Posts Tagged ‘1910s’
I really enjoy terrible mysteries, but only a certain kind of terrible mystery. The episodic, gimmicky, pulpy kind that always feel like they were written between 1896 and 1906, whether or not they actually were.
Patty’s Fortune is divided pretty clearly into two sections. In the first Bill Farnsworth hosts a house party in an empty hotel, and in the second Philip Van Reypen’s aunt attempts to coerce Patty into marrying Phil. Hopefully that will make it easier to talk about. I’ve been struggling with these last few books, mostly because I have a hard time telling them apart.
The house party thing is, I guess, Wells’ chance to revisit the premise of The Dorrance Domain, except with wealthy young people being waited on by shoals of servants instead of children in straitened circumstances mostly waiting on themselves. The party consists of twelve people, including the Kenerleys as chaperones, a new man called Chick Channing, and no Philip. Yay! Read the rest of this entry ?
The books in the series are very much running together for me by the time I get to Patty’s Romance, and this one is no exception. Although I guess that’s a funny thing to day about a book that has, as its central incident, Patty’s kidnapping. Read the rest of this entry ?
Patty’s Suitors is pretty much Kit Cameron’s book, if you’re looking for an easy way to remember it (and I am). It also gives us proposals from Ken and Phil (yes, again) as well as another flying visit from Big Bill Farnsworth, but Kit is new and Kit is involved throughout. And Kit is funny, and Phil Van Reypen hates him, so I’m pretty cool with that. Read the rest of this entry ?

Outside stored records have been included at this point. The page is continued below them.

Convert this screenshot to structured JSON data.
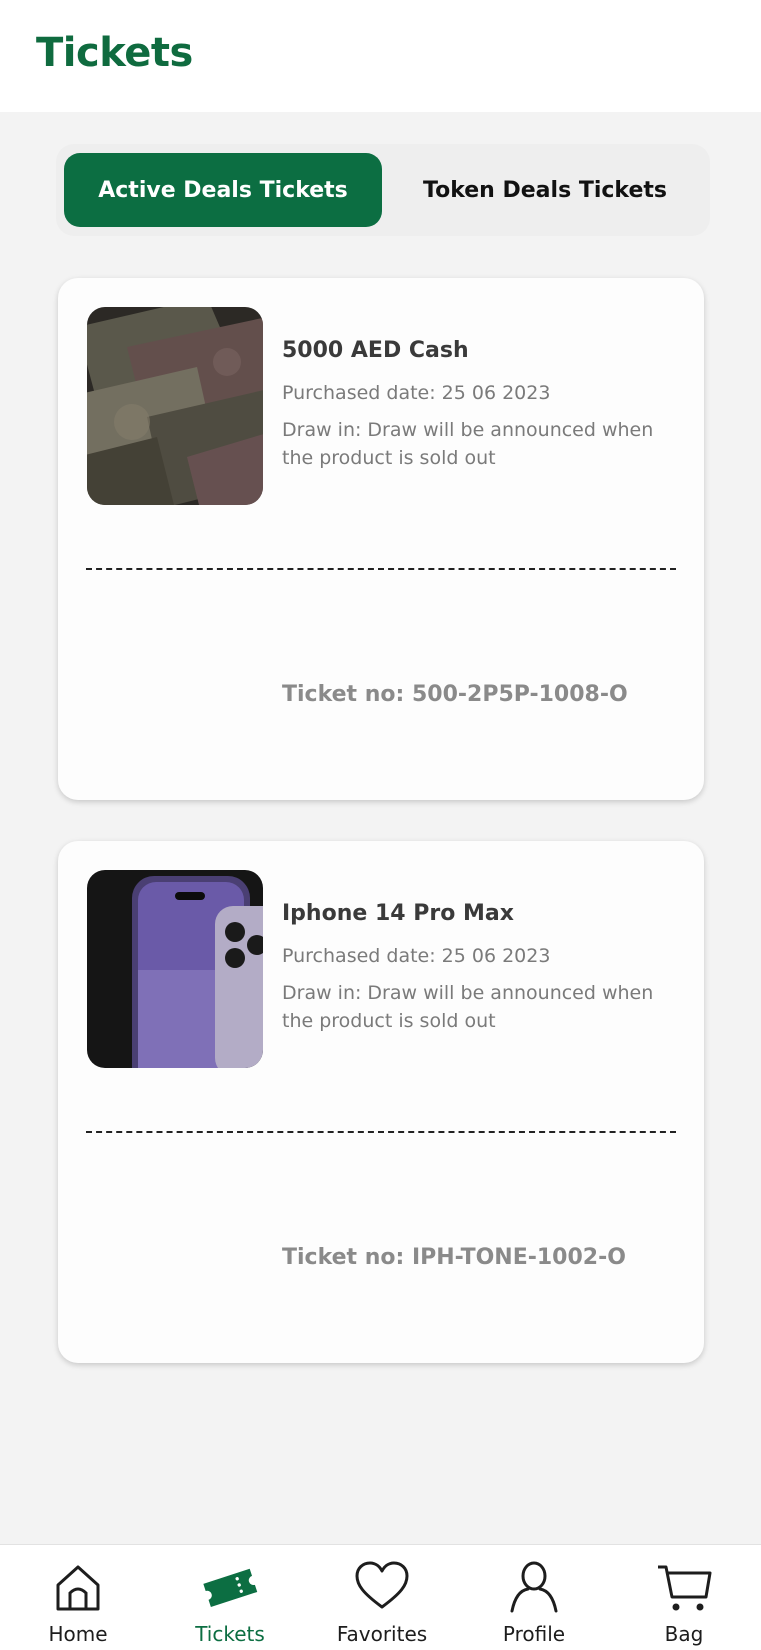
{
  "header": {
    "title": "Tickets"
  },
  "tabs": [
    {
      "label": "Active Deals Tickets",
      "active": true
    },
    {
      "label": "Token Deals Tickets",
      "active": false
    }
  ],
  "tickets": [
    {
      "product": "5000 AED Cash",
      "purchased": "Purchased date: 25 06 2023",
      "draw": "Draw in: Draw will be announced when the product is sold out",
      "ticket_no": "Ticket no: 500-2P5P-1008-O",
      "image": "cash-banknotes-image"
    },
    {
      "product": "Iphone 14 Pro Max",
      "purchased": "Purchased date: 25 06 2023",
      "draw": "Draw in: Draw will be announced when the product is sold out",
      "ticket_no": "Ticket no: IPH-TONE-1002-O",
      "image": "iphone-image"
    }
  ],
  "nav": [
    {
      "label": "Home",
      "icon": "home-icon"
    },
    {
      "label": "Tickets",
      "icon": "ticket-icon",
      "active": true
    },
    {
      "label": "Favorites",
      "icon": "heart-icon"
    },
    {
      "label": "Profile",
      "icon": "user-icon"
    },
    {
      "label": "Bag",
      "icon": "cart-icon"
    }
  ],
  "colors": {
    "brand_green": "#0c6e42",
    "title_green": "#0f6b3f",
    "background": "#f3f3f3"
  }
}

The stretch of the series between Patty’s Social Season and, I guess, Patty-Blossom, tends to run together. Lunches and evening parties alternate with house parties and Phil Van Reypen getting Patty into scrapes and flying visits from Bill Farnsworth. This one starts with Patty’s official debut — she’s an adult now, not that you would know the difference — encompasses Mr. Hepworth’s engagement to Christine Farley and a Christmas house party with the Kenerleys, and winds up with Christine and Mr. Hepworth’s wedding. I think Wells felt she had to dispose of Mr. Hepworth quickly. Read the rest of this entry ?